Wynnstay Group shares reversed some of their summer slide after the feed-to-grain trading group said its results would be “significantly ahead” of market forecasts, boosted by UK weather factors and high fertilizer prices.
The UK-based group, trailing its results for the year to the end of next month, reported a “strong… trading backdrop” for many of its operations, reflecting in part a hot and dry summer which, in curtailing supplies of forage, had meant “unseasonally strong” demand for bought-in feed.
Higher milk prices had also “encouraged demand” for feed, Wynnstay said.
The summer weather had also meant an early harvest which was “benefitting the group’s grain trading volumes”, with high prices and easy fieldworking conditions boding well for performance ahead too.
“Early cereal seed sales in the last few weeks have been encouraging and, with attractive commodity prices and continuing favourable planting conditions, the outlook for the group’s arable performance is positive.”

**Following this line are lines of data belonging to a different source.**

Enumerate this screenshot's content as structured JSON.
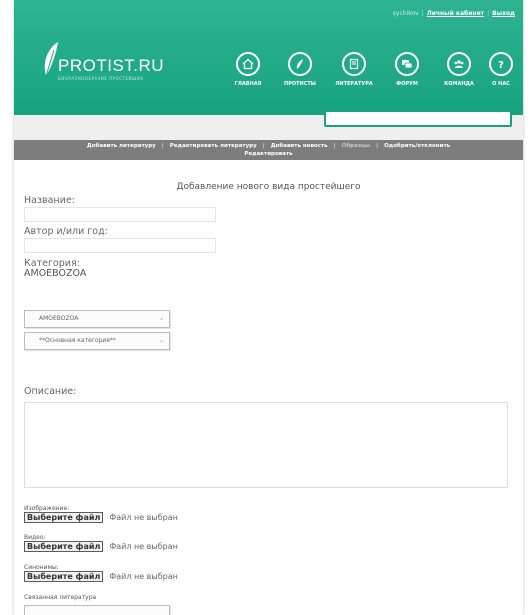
{
  "header": {
    "user": "sychikov",
    "links": [
      "Личный кабинет",
      "Выход"
    ],
    "logo_text": "PROTIST.RU",
    "logo_tagline": "БИОРАЗНООБРАЗИЕ ПРОСТЕЙШИХ",
    "nav": [
      {
        "label": "ГЛАВНАЯ",
        "icon": "home-icon"
      },
      {
        "label": "ПРОТИСТЫ",
        "icon": "leaf-icon"
      },
      {
        "label": "ЛИТЕРАТУРА",
        "icon": "book-icon"
      },
      {
        "label": "ФОРУМ",
        "icon": "chat-icon"
      },
      {
        "label": "КОМАНДА",
        "icon": "team-icon"
      },
      {
        "label": "О НАС",
        "icon": "question-icon"
      }
    ]
  },
  "search": {
    "placeholder": ""
  },
  "submenu": {
    "items": [
      "Добавить литературу",
      "Редактировать литературу",
      "Добавить новость",
      "Образцы",
      "Одобрить/отклонить",
      "Редактировать"
    ]
  },
  "form": {
    "title": "Добавление нового вида простейшего",
    "name_label": "Название:",
    "author_label": "Автор и/или год:",
    "category_label": "Категория:",
    "category_value": "AMOEBOZOA",
    "select1": "AMOEBOZOA",
    "select2": "**Основная категория**",
    "description_label": "Описание:",
    "image_label": "Изображение:",
    "video_label": "Видео:",
    "synonyms_label": "Синонимы:",
    "file_button": "Выберите файл",
    "file_status": "Файл не выбран",
    "related_label": "Связанная литература"
  },
  "colors": {
    "header_green": "#1ea887",
    "submenu_gray": "#7d7d7d"
  }
}
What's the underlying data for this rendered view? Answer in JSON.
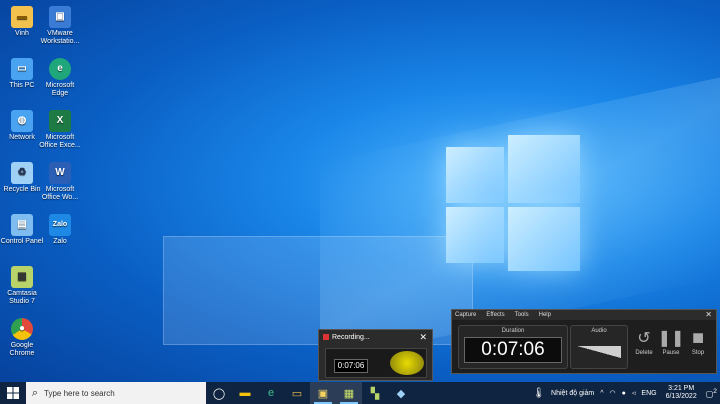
{
  "desktop_icons": [
    {
      "label": "Vinh",
      "glyph": "folder-icon",
      "color": "#f2c14e"
    },
    {
      "label": "VMware Workstatio...",
      "glyph": "vmware-icon",
      "color": "#3a7bd5"
    },
    {
      "label": "This PC",
      "glyph": "computer-icon",
      "color": "#4aa3f0"
    },
    {
      "label": "Microsoft Edge",
      "glyph": "edge-icon",
      "color": "#1fa67a"
    },
    {
      "label": "Network",
      "glyph": "network-icon",
      "color": "#4aa3f0"
    },
    {
      "label": "Microsoft Office Exce...",
      "glyph": "excel-icon",
      "color": "#1e7a45"
    },
    {
      "label": "Recycle Bin",
      "glyph": "recycle-bin-icon",
      "color": "#9fd0f5"
    },
    {
      "label": "Microsoft Office Wo...",
      "glyph": "word-icon",
      "color": "#2b5fb5"
    },
    {
      "label": "Control Panel",
      "glyph": "control-panel-icon",
      "color": "#7fbdf0"
    },
    {
      "label": "Zalo",
      "glyph": "zalo-icon",
      "color": "#1e88e5"
    },
    {
      "label": "Camtasia Studio 7",
      "glyph": "camtasia-icon",
      "color": "#b7d36a"
    },
    {
      "label": "Google Chrome",
      "glyph": "chrome-icon",
      "color": "#e14a3b"
    }
  ],
  "taskbar": {
    "search_placeholder": "Type here to search",
    "weather": "Nhiệt độ giảm",
    "lang": "ENG",
    "time": "3:21 PM",
    "date": "6/13/2022",
    "notif_count": "2"
  },
  "recorder": {
    "menu": [
      "Capture",
      "Effects",
      "Tools",
      "Help"
    ],
    "duration_label": "Duration",
    "duration": "0:07:06",
    "audio_label": "Audio",
    "delete_label": "Delete",
    "pause_label": "Pause",
    "stop_label": "Stop"
  },
  "recording_popup": {
    "title": "Recording...",
    "thumb_time": "0:07:06"
  }
}
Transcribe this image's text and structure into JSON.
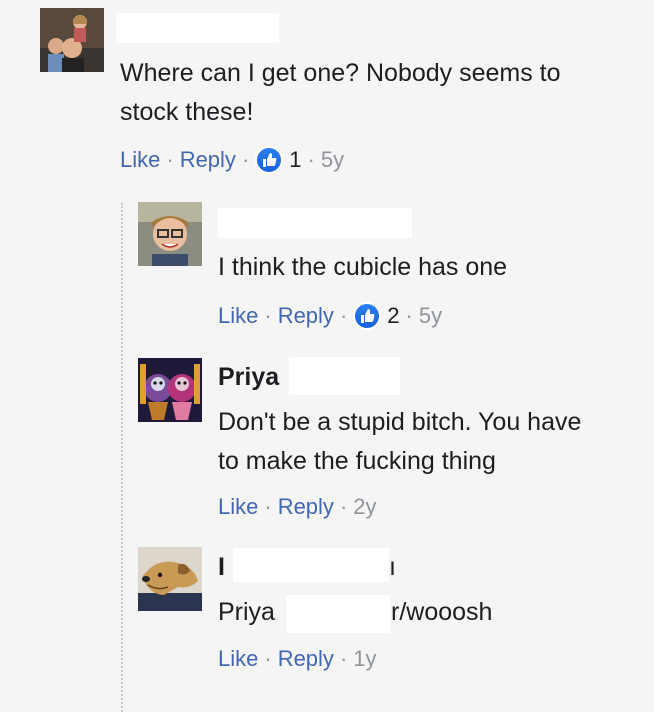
{
  "comments": [
    {
      "name": "",
      "text_lines": [
        "Where can I get one? Nobody seems to",
        "stock these!"
      ],
      "like_label": "Like",
      "reply_label": "Reply",
      "reactions": "1",
      "time": "5y",
      "avatar_icon": "family-photo-avatar"
    },
    {
      "name": "",
      "text_lines": [
        "I think the cubicle has one"
      ],
      "like_label": "Like",
      "reply_label": "Reply",
      "reactions": "2",
      "time": "5y",
      "avatar_icon": "boy-photo-avatar"
    },
    {
      "name": "Priya",
      "text_lines": [
        "Don't be a stupid bitch. You have",
        "to make the fucking thing"
      ],
      "like_label": "Like",
      "reply_label": "Reply",
      "time": "2y",
      "avatar_icon": "art-photo-avatar"
    },
    {
      "name_start": "I",
      "name_end": "ı",
      "text_prefix": "Priya",
      "text_suffix": "r/wooosh",
      "like_label": "Like",
      "reply_label": "Reply",
      "time": "1y",
      "avatar_icon": "dog-photo-avatar"
    }
  ],
  "colors": {
    "link": "#4267b2",
    "meta": "#90949c",
    "background": "#f5f5f5",
    "like_badge": "#1a62e0"
  },
  "separator": "·"
}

‘Further upward pressure on fertilizer prices’
However, Wynnstay underlined as a “major driver” of outperformance its fertilizer division, which was benefiting from high values of nutrients, in particular of nitrogen types, as manufacturers have shut capacity in the face of record costs of natural gas, they key raw material.

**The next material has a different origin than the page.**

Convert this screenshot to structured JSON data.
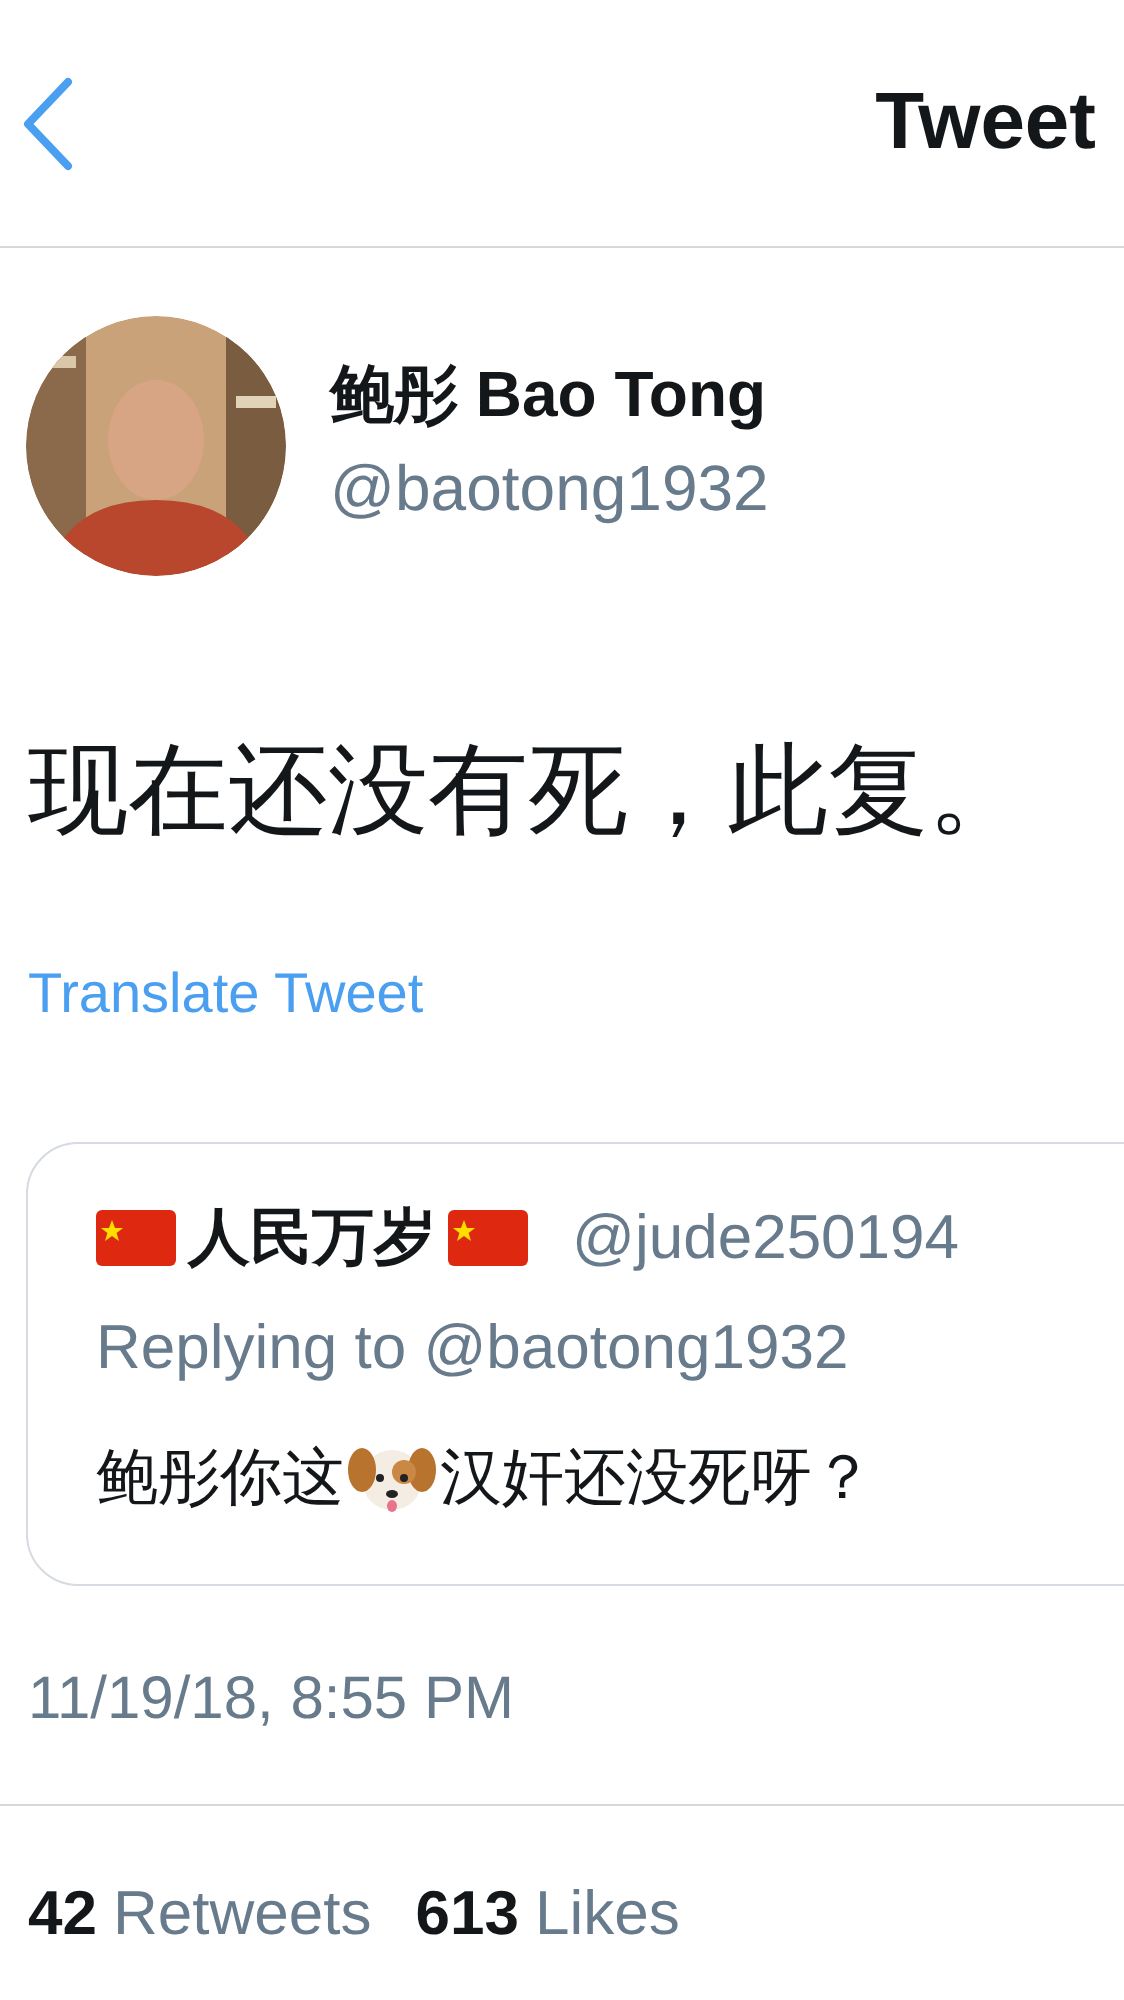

“The continuing elevated prices, particularly for ammonium nitrate, have… increased trading results across all the group’s fertilizer activities,” the company said.
UK ammonium nitrate prices, as of July, stood at £841 per tonne for domestically-made supplies and £793 per tonne for imports – up by 150% year on year, according to the AHDB bureau.

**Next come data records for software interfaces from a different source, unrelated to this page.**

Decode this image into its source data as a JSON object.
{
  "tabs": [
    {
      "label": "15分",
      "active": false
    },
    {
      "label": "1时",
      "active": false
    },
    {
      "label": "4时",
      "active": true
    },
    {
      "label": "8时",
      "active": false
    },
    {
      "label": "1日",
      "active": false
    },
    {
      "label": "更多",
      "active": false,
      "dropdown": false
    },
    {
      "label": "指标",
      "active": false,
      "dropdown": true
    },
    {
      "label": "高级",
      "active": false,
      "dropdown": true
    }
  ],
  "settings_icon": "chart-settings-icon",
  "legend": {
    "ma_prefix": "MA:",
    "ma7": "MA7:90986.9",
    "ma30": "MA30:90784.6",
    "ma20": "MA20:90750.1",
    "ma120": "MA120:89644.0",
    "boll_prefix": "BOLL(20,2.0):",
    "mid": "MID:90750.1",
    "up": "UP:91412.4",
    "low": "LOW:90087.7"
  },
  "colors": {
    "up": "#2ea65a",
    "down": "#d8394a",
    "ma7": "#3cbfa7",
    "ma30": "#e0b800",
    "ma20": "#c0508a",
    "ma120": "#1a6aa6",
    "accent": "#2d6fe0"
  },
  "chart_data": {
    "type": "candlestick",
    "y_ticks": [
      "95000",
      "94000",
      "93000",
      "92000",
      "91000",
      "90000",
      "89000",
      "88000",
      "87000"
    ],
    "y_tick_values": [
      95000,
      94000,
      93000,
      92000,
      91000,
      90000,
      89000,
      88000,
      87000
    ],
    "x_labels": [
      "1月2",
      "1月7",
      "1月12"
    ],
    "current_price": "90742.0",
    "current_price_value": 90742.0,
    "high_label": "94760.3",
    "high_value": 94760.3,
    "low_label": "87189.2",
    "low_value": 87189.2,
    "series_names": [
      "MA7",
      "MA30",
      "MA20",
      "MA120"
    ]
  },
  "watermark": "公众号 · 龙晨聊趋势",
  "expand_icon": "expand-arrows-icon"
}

Values have gained further support from the decision two weeks by CF Industries to temporarily close ammonia manufacture at its Billingham site in northern England, following on from the permanent closure of its other UK plant, Ince.
“These decisions are causing further upward pressure on fertilizer prices,” the group said, if acknowledging that the market conditions were likely to “temper demand” too.
Wynnstay added that “as a result of these factors, it is now clear that the group’s trading results for the financial year will be significantly ahead of current market forecasts”.
However, noting “the significantly uncertain macroeconomic background”, and inflationary pressure which “will increase costs for the business, farmers, and the end consumer”, the company left unchanged its expectations for 2022-23, as starts in November.
The statement was well received by house broker Shore Capital, which – estimating that the group was trading on a price-earnings ratio of 8.1, and enterprise value-ebitda ratio of 4.9 – said that Wynnstay offered a “fantastic investment proposition for investors at attractive valuation metrics”.
“Wynnstay is strategically very well positioned… and we look forward to further strategic and financial progress,” Shore Capital analyst Akhil Patel said.
Wynnstay shares, which touched a dive-year high of 658p in June, before sliding with the easing in grain prices and mounting concerns over the UK economy, stood at 605p in morning deals in London, up 4.9% on the day.